### WORK TO BE COMPLETED
Below is a block of records; return all of them exactly, but without the images.
*** THE RECORDS Section Begins ***
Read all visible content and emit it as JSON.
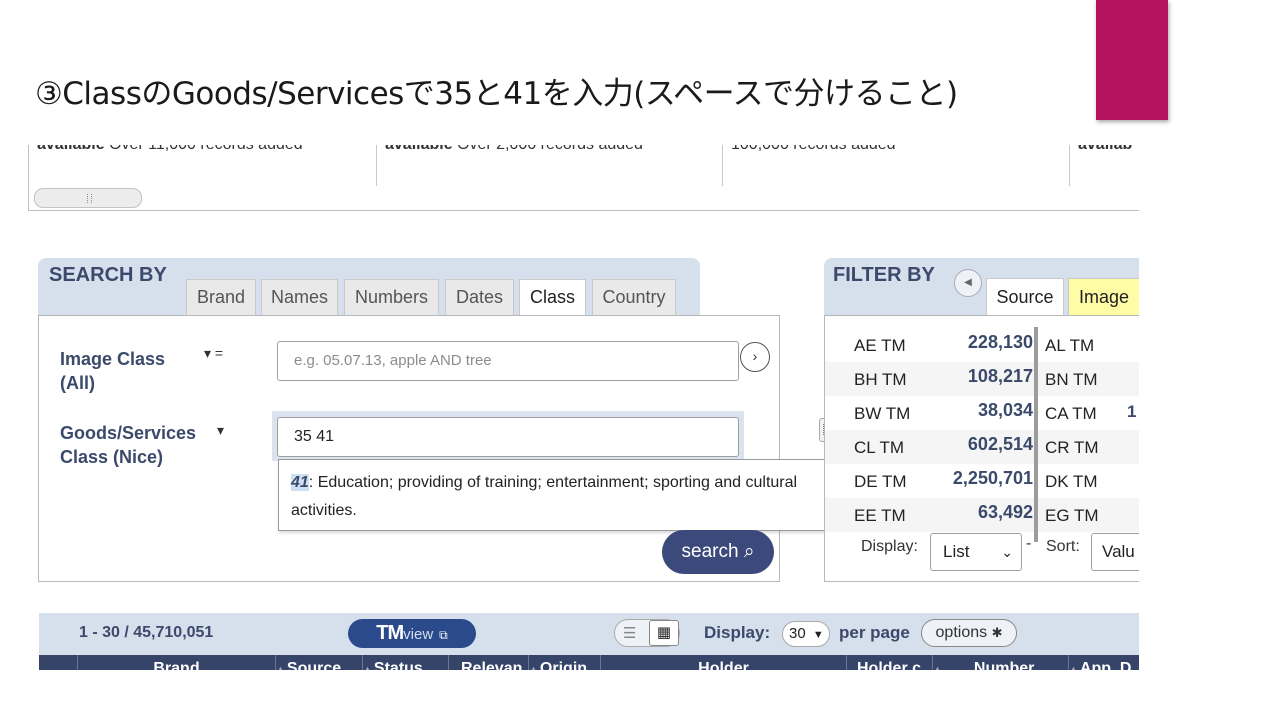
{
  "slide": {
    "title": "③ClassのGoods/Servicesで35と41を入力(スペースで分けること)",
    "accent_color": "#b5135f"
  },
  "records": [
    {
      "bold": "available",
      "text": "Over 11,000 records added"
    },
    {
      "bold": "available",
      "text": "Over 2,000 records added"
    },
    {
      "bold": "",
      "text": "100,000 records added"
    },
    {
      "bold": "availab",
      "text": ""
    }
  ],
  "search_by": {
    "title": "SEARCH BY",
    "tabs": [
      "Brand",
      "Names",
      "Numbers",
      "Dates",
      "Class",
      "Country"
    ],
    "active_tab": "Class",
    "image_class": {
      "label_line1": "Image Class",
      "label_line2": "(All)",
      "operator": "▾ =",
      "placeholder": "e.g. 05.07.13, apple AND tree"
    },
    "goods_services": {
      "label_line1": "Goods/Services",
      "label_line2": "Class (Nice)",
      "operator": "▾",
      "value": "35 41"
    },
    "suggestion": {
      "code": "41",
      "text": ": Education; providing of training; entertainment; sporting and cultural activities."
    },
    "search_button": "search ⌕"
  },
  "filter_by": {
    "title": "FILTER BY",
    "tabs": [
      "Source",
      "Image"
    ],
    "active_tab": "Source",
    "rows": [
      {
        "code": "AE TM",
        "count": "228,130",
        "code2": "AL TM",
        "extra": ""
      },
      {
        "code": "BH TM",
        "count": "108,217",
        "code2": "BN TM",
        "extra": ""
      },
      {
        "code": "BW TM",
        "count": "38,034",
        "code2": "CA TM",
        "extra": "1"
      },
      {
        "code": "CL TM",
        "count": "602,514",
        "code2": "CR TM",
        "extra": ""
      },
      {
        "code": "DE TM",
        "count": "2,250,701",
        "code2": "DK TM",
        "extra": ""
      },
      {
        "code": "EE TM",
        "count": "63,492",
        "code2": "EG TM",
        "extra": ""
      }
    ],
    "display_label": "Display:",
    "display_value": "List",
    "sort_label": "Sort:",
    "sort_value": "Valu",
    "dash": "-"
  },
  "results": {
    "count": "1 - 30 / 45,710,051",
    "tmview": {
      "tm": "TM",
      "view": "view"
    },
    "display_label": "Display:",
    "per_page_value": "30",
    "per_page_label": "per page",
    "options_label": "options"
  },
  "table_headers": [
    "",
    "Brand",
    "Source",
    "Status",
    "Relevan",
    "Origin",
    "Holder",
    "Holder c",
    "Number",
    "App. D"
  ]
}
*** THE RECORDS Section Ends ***
### SOLVED PROBLEM
Read all visible content and emit it as JSON.
{
  "slide": {
    "title": "③ClassのGoods/Servicesで35と41を入力(スペースで分けること)",
    "accent_color": "#b5135f"
  },
  "records": [
    {
      "bold": "available",
      "text": "Over 11,000 records added"
    },
    {
      "bold": "available",
      "text": "Over 2,000 records added"
    },
    {
      "bold": "",
      "text": "100,000 records added"
    },
    {
      "bold": "availab",
      "text": ""
    }
  ],
  "search_by": {
    "title": "SEARCH BY",
    "tabs": [
      "Brand",
      "Names",
      "Numbers",
      "Dates",
      "Class",
      "Country"
    ],
    "active_tab": "Class",
    "image_class": {
      "label_line1": "Image Class",
      "label_line2": "(All)",
      "operator": "▾ =",
      "placeholder": "e.g. 05.07.13, apple AND tree"
    },
    "goods_services": {
      "label_line1": "Goods/Services",
      "label_line2": "Class (Nice)",
      "operator": "▾",
      "value": "35 41"
    },
    "suggestion": {
      "code": "41",
      "text": ": Education; providing of training; entertainment; sporting and cultural activities."
    },
    "search_button": "search ⌕"
  },
  "filter_by": {
    "title": "FILTER BY",
    "tabs": [
      "Source",
      "Image"
    ],
    "active_tab": "Source",
    "rows": [
      {
        "code": "AE TM",
        "count": "228,130",
        "code2": "AL TM",
        "extra": ""
      },
      {
        "code": "BH TM",
        "count": "108,217",
        "code2": "BN TM",
        "extra": ""
      },
      {
        "code": "BW TM",
        "count": "38,034",
        "code2": "CA TM",
        "extra": "1"
      },
      {
        "code": "CL TM",
        "count": "602,514",
        "code2": "CR TM",
        "extra": ""
      },
      {
        "code": "DE TM",
        "count": "2,250,701",
        "code2": "DK TM",
        "extra": ""
      },
      {
        "code": "EE TM",
        "count": "63,492",
        "code2": "EG TM",
        "extra": ""
      }
    ],
    "display_label": "Display:",
    "display_value": "List",
    "sort_label": "Sort:",
    "sort_value": "Valu",
    "dash": "-"
  },
  "results": {
    "count": "1 - 30 / 45,710,051",
    "tmview": {
      "tm": "TM",
      "view": "view"
    },
    "display_label": "Display:",
    "per_page_value": "30",
    "per_page_label": "per page",
    "options_label": "options"
  },
  "table_headers": [
    "",
    "Brand",
    "Source",
    "Status",
    "Relevan",
    "Origin",
    "Holder",
    "Holder c",
    "Number",
    "App. D"
  ]
}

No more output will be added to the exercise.